Scott’s excellent post on comparative advantage and using opportunity cost in considering ward callings provided some impetus for me to articulate one of the concerns I currently have with how we approach callings. Scott noted that ‘supply generally exceeds demand’. Though there are some areas of the Church where this might not be accurate (i.e. my Ward) I am sure that this is generally true in a wide variety of areas. Moreover, if this accurate it suggests an excellent question: What do we do when the Ward is saturated?
Many of the people I have known in the US, specifically those on the West coast or in the Mid-west, have a very different Church experience to me; primarily because their wards are numerically large. A very talented and capable friend has taught primary with his wife for a number of years, served on an activities committee (where they organised 2 activities per year) and was recently called to be in an Aaronic Priesthood adviser. If you speak to most returned missionaries in areas of the world where demand is (perhaps) greater than supply they become the president of the Aaronic Priesthood within weeks of returning home. Are we under-utilising people in our wards by providing callings for them which have an opportunity cost which is too low? My point is that it did not take my friend and his equally capable wife to teach a class of primary children, rather at least one of them could have been used elsewhere. But where, if all the callings have been filled?
The world is a big place and our wards can become parochial if we reinforce our inwardly focused approach to Church service. My modest proposal is to create responsibilities which call people to serve with or among those not of our faith. Volunteer groups are in desperate need of people who can assist in a sustained fashion over an extended period of time. This is exactly what Mormons specialize in. Could we not ask one of our local ward members to volunteer at a homeless shelter or at a Women’s refuge? Could we not extend callings to work as mentors for children who are struggling at school?

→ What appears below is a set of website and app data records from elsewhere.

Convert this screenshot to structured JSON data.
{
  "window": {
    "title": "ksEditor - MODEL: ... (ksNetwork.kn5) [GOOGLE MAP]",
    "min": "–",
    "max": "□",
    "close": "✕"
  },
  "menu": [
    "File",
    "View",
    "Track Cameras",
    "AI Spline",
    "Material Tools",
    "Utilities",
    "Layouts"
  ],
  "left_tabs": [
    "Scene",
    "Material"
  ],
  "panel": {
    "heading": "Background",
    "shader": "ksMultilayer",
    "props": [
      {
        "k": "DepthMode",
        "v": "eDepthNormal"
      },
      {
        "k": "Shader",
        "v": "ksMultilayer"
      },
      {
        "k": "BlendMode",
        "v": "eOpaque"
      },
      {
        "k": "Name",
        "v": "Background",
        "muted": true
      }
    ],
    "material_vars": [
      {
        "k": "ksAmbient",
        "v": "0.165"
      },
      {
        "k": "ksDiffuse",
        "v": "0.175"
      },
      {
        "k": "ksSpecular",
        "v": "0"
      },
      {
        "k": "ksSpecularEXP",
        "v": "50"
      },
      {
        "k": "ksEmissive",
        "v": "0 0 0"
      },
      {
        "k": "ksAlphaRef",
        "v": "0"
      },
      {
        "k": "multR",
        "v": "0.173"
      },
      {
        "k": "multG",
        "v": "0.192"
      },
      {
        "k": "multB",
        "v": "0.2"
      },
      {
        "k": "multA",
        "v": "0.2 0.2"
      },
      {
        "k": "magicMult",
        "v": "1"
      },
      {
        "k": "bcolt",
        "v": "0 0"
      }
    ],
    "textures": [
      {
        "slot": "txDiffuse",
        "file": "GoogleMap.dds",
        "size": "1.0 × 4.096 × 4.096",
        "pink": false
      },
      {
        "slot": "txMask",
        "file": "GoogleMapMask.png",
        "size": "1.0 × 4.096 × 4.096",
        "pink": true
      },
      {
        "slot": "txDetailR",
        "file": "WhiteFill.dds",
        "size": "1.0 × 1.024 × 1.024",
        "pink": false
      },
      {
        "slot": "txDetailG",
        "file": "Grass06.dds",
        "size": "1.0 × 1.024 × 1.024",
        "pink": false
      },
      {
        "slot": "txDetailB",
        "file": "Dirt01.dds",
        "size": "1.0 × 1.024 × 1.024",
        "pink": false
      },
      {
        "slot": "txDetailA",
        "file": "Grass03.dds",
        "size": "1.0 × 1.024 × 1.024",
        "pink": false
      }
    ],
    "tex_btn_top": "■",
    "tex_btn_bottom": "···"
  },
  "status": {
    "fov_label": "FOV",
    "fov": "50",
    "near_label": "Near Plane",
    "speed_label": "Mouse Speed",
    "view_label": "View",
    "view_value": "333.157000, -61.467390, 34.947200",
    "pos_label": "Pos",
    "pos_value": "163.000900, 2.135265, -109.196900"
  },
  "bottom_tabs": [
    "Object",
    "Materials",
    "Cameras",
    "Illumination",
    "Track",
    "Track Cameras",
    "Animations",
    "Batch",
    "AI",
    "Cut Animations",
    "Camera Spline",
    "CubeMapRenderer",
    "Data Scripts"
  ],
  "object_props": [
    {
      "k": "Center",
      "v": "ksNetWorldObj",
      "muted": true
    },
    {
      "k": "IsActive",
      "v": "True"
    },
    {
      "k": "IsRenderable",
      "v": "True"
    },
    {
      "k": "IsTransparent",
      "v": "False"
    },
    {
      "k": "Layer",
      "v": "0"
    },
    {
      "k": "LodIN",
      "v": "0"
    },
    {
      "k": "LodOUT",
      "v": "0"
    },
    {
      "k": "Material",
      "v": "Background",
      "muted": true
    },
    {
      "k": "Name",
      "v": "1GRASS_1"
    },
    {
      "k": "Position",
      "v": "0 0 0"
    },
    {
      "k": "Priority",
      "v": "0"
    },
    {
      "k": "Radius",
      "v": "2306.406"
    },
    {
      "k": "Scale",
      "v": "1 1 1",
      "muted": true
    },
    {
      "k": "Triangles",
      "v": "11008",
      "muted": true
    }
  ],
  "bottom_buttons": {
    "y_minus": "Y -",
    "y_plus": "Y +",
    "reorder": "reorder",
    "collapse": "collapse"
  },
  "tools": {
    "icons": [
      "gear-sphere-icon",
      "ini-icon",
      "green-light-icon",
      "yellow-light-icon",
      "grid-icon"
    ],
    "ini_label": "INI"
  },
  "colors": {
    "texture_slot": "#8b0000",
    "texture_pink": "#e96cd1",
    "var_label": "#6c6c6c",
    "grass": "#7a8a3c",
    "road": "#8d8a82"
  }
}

There will, of course, be some logistical challenges in pursuing such a course. Yet, if we are destined as a Church to be numerically small (which I think we are) then we need to find other ways to start bringing the benefits of our culture and religion to the world.